More sedentary lifestyles go hand and glove with these trends ... as does breeding plants for easy processing and loss of flavor. Hard to say which is more important. Doesn't really matter. The solution has to involve both a change in dietary preferences and more activity. Home gardens need to be encouraged.

The healthiest years for diet in the US were during the Second World War when there was a major government effort to encourage growing food at home, and the quota system limited access to butter, sugar, and other low value high calorie foods.

PipedreamFarm said...

I am not disputing fruits and vegetables have had changes in flavor concurrent with changes associated with increasing transportation distances. I am not disputing there may be a correlation between changes in the flavor of fruits and vegetables and increasing obesity. I am doubting the flavor changes in fruits and vegetables are causes of increasing obesity; flavor changes did not cause those with weight issues to switch from healthy lifestyles (eating healthy foods like fruits and vegetables and exercising) to lifestyles that promote weight gain.

Correlation does not demonstrate causation.

PBurns said...

We KNOW why more Americans are fat: cars, television, and computers.

See >> "We’re Eating Less Calories But Are Fatter Than Ever" at

Jennifer said...

Mechanization has obviated physical work for most of the population. Yes. We would be healthier if we got more exercise. Yes. Are people going to go back to living by the sweat of the brow? Hard to imagine. Are families going to give up having computers and video games help to babysit while both parents work? Hard to imagine. Government programs have tried to push fitness since the sputnik era. Who knows, maybe we'd be fatter and lazier if this hadn't happened.

Meanwhile, life expectancy continues to increase.

It ain't simple!

PBurns said...

Actually, it IS pretty simple. Simple does not mean convenient, but it does mean simple.

The simple truth is that people need to eat less and exercise more.

Oddly, we are actually consuming FEWER calories now than we used to, but we are not exercising as much. In short, it's NOT calories or "processed food." It's exercise.

Most Americans never did too much "sweat of their brow" stuff.
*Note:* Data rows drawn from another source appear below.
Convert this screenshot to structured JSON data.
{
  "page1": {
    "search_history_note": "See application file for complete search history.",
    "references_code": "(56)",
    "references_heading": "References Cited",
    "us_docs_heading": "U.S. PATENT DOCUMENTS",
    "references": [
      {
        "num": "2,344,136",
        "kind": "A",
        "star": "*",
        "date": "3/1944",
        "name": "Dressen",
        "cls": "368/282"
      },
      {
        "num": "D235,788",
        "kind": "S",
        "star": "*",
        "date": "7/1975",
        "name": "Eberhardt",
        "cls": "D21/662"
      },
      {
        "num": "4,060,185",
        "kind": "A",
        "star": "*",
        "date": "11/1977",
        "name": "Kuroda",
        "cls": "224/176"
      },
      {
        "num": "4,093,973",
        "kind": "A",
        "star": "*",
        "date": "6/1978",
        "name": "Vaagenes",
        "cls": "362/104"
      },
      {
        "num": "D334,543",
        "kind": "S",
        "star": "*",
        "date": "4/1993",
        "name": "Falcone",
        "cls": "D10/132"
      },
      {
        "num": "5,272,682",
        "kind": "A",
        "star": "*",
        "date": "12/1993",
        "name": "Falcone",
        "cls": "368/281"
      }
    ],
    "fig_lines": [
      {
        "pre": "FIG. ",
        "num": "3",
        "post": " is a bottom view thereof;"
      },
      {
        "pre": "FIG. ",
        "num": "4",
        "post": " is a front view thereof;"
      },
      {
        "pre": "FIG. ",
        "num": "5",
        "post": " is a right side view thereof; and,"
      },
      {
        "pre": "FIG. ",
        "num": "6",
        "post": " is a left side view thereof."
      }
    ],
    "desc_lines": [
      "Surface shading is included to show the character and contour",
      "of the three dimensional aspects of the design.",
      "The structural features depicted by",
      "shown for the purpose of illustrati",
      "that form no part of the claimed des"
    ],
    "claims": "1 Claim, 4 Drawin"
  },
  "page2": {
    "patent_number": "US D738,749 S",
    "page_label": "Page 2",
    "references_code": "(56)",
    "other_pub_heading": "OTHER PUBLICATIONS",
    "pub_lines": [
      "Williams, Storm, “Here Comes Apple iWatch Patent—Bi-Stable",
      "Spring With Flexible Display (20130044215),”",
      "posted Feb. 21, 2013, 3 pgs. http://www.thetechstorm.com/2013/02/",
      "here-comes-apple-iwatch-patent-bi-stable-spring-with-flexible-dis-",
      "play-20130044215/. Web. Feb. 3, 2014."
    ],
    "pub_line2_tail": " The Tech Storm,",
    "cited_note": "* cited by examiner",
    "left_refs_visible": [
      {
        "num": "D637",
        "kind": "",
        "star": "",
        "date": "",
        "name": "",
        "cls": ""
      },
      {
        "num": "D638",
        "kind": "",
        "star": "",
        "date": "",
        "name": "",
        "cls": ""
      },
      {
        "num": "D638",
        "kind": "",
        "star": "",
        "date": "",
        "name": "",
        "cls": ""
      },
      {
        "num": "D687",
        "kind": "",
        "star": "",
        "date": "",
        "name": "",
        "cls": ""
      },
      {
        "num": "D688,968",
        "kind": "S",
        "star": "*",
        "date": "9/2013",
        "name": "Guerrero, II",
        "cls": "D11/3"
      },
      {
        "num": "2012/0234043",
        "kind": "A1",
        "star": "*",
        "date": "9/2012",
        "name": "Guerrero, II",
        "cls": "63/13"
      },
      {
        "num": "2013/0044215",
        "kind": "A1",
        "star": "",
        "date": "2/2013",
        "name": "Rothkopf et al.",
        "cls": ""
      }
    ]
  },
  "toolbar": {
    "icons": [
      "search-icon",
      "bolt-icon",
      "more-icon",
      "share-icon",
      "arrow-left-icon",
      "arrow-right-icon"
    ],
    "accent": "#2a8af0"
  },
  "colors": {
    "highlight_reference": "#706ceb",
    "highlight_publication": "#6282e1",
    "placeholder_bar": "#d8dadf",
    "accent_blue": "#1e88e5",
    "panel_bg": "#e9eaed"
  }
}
We have been a majority urban population since 1930.

But we used to walk more, bike more, rake our own leaves, mow our own lawns. People can live without the internet 8 hours a day and television another 7 and cell phones for 4. Seriously, we can and have.

You can walk your own dog, hunt your own dog, shear your own hedges, walk to the grocery store, plant your own flower beds, take a hike, and clean up your own house. You can take the stairs instead the of elevator or escalator. You can play tennis, basketball or even ping pong.
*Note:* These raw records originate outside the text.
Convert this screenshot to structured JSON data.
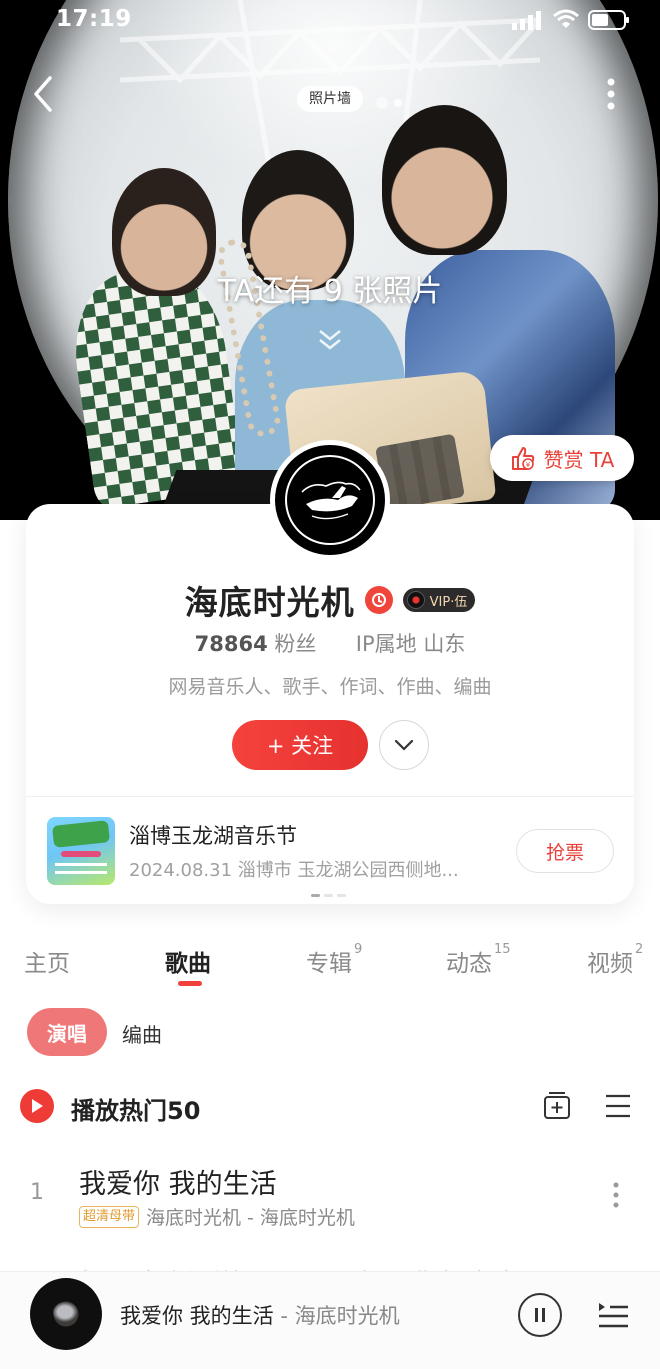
{
  "status_bar": {
    "time": "17:19"
  },
  "hero": {
    "photo_wall_label": "照片墙",
    "more_photos_text": "TA还有 9 张照片",
    "tip_button": "赞赏 TA"
  },
  "profile": {
    "name": "海底时光机",
    "vip_label": "VIP·伍",
    "fans_count": "78864",
    "fans_label": "粉丝",
    "ip_location": "IP属地 山东",
    "roles": "网易音乐人、歌手、作词、作曲、编曲",
    "follow_button": "+ 关注"
  },
  "event": {
    "title": "淄博玉龙湖音乐节",
    "subtitle": "2024.08.31 淄博市 玉龙湖公园西侧地...",
    "ticket_button": "抢票"
  },
  "tabs": [
    {
      "label": "主页",
      "badge": ""
    },
    {
      "label": "歌曲",
      "badge": ""
    },
    {
      "label": "专辑",
      "badge": "9"
    },
    {
      "label": "动态",
      "badge": "15"
    },
    {
      "label": "视频",
      "badge": "2"
    }
  ],
  "filters": {
    "sing": "演唱",
    "arrange": "编曲"
  },
  "playlist": {
    "play_all_label": "播放热门50"
  },
  "songs": [
    {
      "index": "1",
      "title": "我爱你 我的生活",
      "quality": "超清母带",
      "artist_album": "海底时光机 - 海底时光机"
    }
  ],
  "next_song_partial": "打工这个没送 SUPER (如果你想出去",
  "mini_player": {
    "title": "我爱你 我的生活",
    "separator": "-",
    "artist": "海底时光机"
  },
  "colors": {
    "accent": "#e8403a",
    "chip": "#f07777",
    "vip_gold": "#f3d9b1"
  }
}
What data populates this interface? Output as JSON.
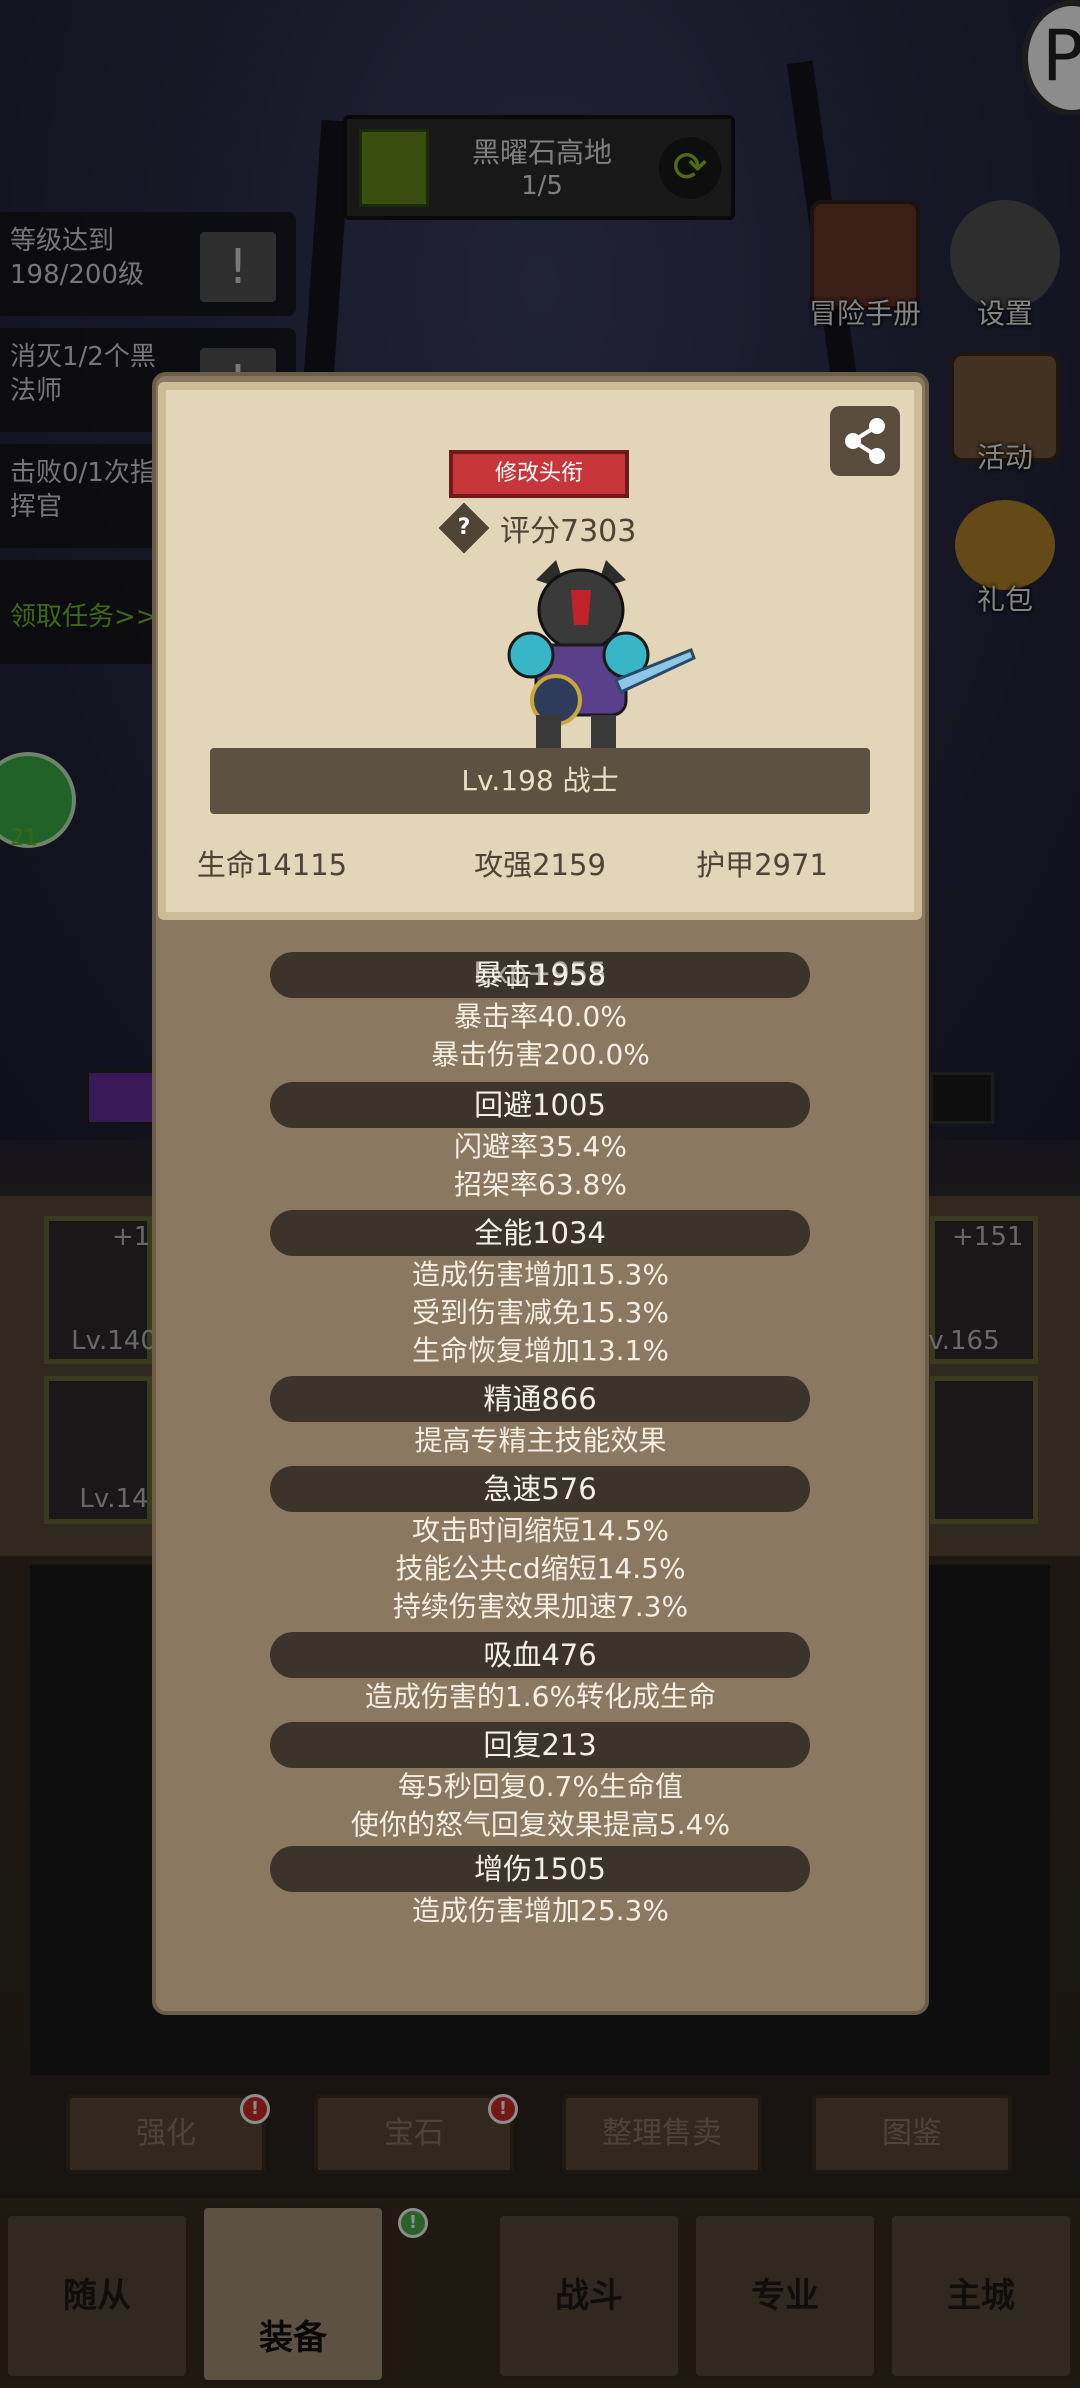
{
  "location": {
    "name": "黑曜石高地",
    "progress": "1/5"
  },
  "quests": [
    {
      "text": "等级达到198/200级"
    },
    {
      "text": "消灭1/2个黑法师"
    },
    {
      "text": "击败0/1次指挥官"
    }
  ],
  "quest_claim": "领取任务>>",
  "side_menu": {
    "adventure_manual": "冒险手册",
    "settings": "设置",
    "events": "活动",
    "gift": "礼包"
  },
  "chat_badge": "21",
  "equipment": {
    "left_top_plus": "+1",
    "left_top_lv": "Lv.140",
    "left_bottom_lv": "Lv.14",
    "right_top_plus": "+151",
    "right_top_lv": "v.165"
  },
  "actions": {
    "enhance": "强化",
    "gem": "宝石",
    "sort_sell": "整理售卖",
    "codex": "图鉴"
  },
  "bottom_nav": {
    "followers": "随从",
    "equipment": "装备",
    "battle": "战斗",
    "profession": "专业",
    "main_city": "主城"
  },
  "modal": {
    "edit_title_button": "修改头衔",
    "score_hint": "?",
    "score": "评分7303",
    "level_class": "Lv.198 战士",
    "hp": "生命14115",
    "attack": "攻强2159",
    "armor": "护甲2971",
    "sections": [
      {
        "header": "暴击1958",
        "overlap": "Exp+955",
        "lines": [
          "暴击率40.0%",
          "暴击伤害200.0%"
        ]
      },
      {
        "header": "回避1005",
        "lines": [
          "闪避率35.4%",
          "招架率63.8%"
        ]
      },
      {
        "header": "全能1034",
        "lines": [
          "造成伤害增加15.3%",
          "受到伤害减免15.3%",
          "生命恢复增加13.1%"
        ]
      },
      {
        "header": "精通866",
        "lines": [
          "提高专精主技能效果"
        ]
      },
      {
        "header": "急速576",
        "lines": [
          "攻击时间缩短14.5%",
          "技能公共cd缩短14.5%",
          "持续伤害效果加速7.3%"
        ]
      },
      {
        "header": "吸血476",
        "lines": [
          "造成伤害的1.6%转化成生命"
        ]
      },
      {
        "header": "回复213",
        "lines": [
          "每5秒回复0.7%生命值",
          "使你的怒气回复效果提高5.4%"
        ]
      },
      {
        "header": "增伤1505",
        "lines": [
          "造成伤害增加25.3%"
        ]
      }
    ]
  },
  "colors": {
    "modal_bg": "#8a7860",
    "modal_top_bg": "#e3d6b8",
    "stat_bar": "#3c342b",
    "title_button": "#c7363a"
  }
}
Can you change everyone else in America? No. But when could you ever? What you can do is change yourself, and part of that it recognizing that the problem is not "those people" who are somehow making evil food. They're not. They're not the problem. It's not "GMO" or "big ag" or "fast food" or factory farms. It's less exercise. The problem is an inside job, not an outside one.

Jennifer said...

I'm overweight but muscular and not obese. I garden, do a lot of manual work, run a few miles a day, walk the dogs . . . etc. At 66, I can still manage an 80# bag of cement. Loosing 20 lb would be easy. All I'd need to do is give up beer and drink water instead. Problem: I really like beer!

On one level the cause is simple. Basic fact of system dynamics: Too much in, too little out, you end out with accumulation (in this case, fat). Feedback from accumulation (ie., fat) that either or both increases the outflow (exercise) or the inflow (overeating) is needed.

The solution isn't so easy. Social pressure doesn't seem to do the trick. There's no lack of shame for being fat and reward for being svelt, and plenty of messages saying it's cool to work out, do sports, etc.

Seems there's pretty strong structure that results in couch potatoes. The fact that the trend shows up so strongly in children suggests it has something to do with how family life works. Eg., two working parents in an urban dwelling, both parents working, fear of letting kids range free on the streets, ease of setting them down behind a screen with a keyboard, joystick or video linkages of some sort . . .